On a recent Monday night in Brooklyn, five empty chairs stood on stage — one for each member of the Federal Communications Commission. A crowd had amassed in the room for a public hearing to send this message to the agency: Don’t hurt the open Internet.
But the commissioners’ absence sent a stronger message: We’re not listening.
The FCC — the agency charged with regulating telecommunications — is expected to vote by the end of the year on Chairman Tom Wheeler’s plan to let Internet service providers (ISPs) offer “fast lanes” to companies that can afford to pay for speedier access.
Hundreds of businesses, organizations, and websites that rely on an open Internet have slammed the plan, which would kill Net Neutrality — the principle that requires ISPs to treat all traffic equally. Net Neutrality has made the Internet an unrivaled space for free speech, civic participation, innovation and opportunity. Without it, a few ISPs would become the gatekeepers of everything we do, say, and see online.
During the public comment period, nearly 4 million people— a record-breaking figure — weighed in on Wheeler’s plan. A whopping 99 percent of these comments oppose this proposal, according to one study.
Given the unprecedented public interest in this issue, many groups have urged the FCC to get out of Washington and host public hearings. But so far Wheeler has ignored this call.
In fact, the FCC has gone out of its way to avoid attending public gatherings like the one in Brooklyn. It’s been more than five years since all five FCC commissioners left Washington together to participate in a public hearing where anyone could testify.

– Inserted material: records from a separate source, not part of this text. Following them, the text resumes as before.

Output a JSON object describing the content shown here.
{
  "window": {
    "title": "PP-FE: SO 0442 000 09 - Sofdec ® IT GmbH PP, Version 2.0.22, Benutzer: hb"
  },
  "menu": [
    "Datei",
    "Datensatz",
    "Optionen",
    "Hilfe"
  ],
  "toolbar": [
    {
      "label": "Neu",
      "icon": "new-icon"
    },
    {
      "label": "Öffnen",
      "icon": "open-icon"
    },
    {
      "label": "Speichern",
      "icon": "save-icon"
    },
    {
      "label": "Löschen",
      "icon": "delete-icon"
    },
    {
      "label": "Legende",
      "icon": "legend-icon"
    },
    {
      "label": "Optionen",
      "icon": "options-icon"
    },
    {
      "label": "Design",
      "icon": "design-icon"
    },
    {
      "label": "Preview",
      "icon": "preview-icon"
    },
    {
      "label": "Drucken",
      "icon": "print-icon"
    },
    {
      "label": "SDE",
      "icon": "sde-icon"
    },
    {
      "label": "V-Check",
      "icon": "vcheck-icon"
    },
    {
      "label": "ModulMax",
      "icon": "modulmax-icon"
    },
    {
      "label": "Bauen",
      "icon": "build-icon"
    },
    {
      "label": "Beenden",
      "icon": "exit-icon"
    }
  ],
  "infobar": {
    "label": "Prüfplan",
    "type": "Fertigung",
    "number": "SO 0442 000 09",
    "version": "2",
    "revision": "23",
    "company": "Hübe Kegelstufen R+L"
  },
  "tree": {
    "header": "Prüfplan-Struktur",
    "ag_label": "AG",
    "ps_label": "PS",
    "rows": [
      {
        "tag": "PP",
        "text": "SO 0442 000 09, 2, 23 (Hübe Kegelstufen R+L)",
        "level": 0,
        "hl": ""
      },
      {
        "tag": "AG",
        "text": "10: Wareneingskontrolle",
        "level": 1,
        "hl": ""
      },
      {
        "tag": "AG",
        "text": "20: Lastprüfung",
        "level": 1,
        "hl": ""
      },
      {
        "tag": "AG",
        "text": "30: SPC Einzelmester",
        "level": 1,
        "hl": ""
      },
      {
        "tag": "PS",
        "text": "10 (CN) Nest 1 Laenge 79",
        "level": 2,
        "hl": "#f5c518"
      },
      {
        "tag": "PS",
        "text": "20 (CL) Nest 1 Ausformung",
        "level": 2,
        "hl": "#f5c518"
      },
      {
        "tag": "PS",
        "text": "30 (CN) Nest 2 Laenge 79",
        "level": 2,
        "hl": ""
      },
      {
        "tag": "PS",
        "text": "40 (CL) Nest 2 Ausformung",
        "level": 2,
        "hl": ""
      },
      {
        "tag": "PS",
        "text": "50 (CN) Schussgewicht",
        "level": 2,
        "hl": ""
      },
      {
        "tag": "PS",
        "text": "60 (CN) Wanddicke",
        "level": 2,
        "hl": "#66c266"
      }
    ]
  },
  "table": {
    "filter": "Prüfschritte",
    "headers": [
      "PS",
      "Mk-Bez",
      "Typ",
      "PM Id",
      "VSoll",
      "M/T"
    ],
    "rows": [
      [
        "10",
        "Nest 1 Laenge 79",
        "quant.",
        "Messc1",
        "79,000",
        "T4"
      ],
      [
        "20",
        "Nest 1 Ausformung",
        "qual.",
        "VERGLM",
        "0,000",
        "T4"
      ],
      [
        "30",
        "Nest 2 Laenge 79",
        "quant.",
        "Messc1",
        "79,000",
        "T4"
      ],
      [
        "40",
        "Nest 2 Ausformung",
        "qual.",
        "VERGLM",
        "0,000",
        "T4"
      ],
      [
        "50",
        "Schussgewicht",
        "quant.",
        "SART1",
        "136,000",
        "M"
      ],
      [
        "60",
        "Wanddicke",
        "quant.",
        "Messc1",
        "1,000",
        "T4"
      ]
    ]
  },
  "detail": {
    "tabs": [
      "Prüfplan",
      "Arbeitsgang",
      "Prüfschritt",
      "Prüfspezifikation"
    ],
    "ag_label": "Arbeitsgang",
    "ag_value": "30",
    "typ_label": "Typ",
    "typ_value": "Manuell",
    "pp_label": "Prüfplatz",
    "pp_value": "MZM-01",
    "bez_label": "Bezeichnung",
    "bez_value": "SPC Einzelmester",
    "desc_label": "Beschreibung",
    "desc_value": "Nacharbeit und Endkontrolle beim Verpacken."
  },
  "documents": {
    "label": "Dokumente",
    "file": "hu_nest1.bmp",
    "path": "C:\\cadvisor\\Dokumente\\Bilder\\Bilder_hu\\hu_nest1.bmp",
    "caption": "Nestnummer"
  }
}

These kinds of public hearings used to be commonplace for the agency, regardless of which political party was in control of Washington. But Wheeler’s FCC is different.
Instead of appearing at events with open microphones, Wheeler — a former lobbyist for the cable and wireless industries — has opted to attend industry trade shows. In fact, all five commissioners consistently attend the annual conventions of the cable, wireless, broadcasting, and electronics industries.
Yet somehow they just can’t find the time to meet with the public.
The FCC seems to fear hearing from everyday people who use the Internet to communicate, connect, learn, and survive. And while some of the commissioners have left Washington on a few occasions since Wheeler proposed his rules (Republican Commissioner Ajit Pai convened an official FCC hearing in College Station, Texas), the chairman himself has been absent from any public events on Net Neutrality.
“This is a real inflection point for us as a society,” says former FCC Commissioner Michael Copps, who attended dozens of public hearings during his decade in office and spoke at the event in Brooklyn. “The decisions they’re going to make between now and the end of the year are probably the most important that the FCC is going to make in a generation.”
The commissioners, Copps concludes, shouldn’t vote “until they get out of the Beltway and listen to the people who have to live with the results of their decisions.”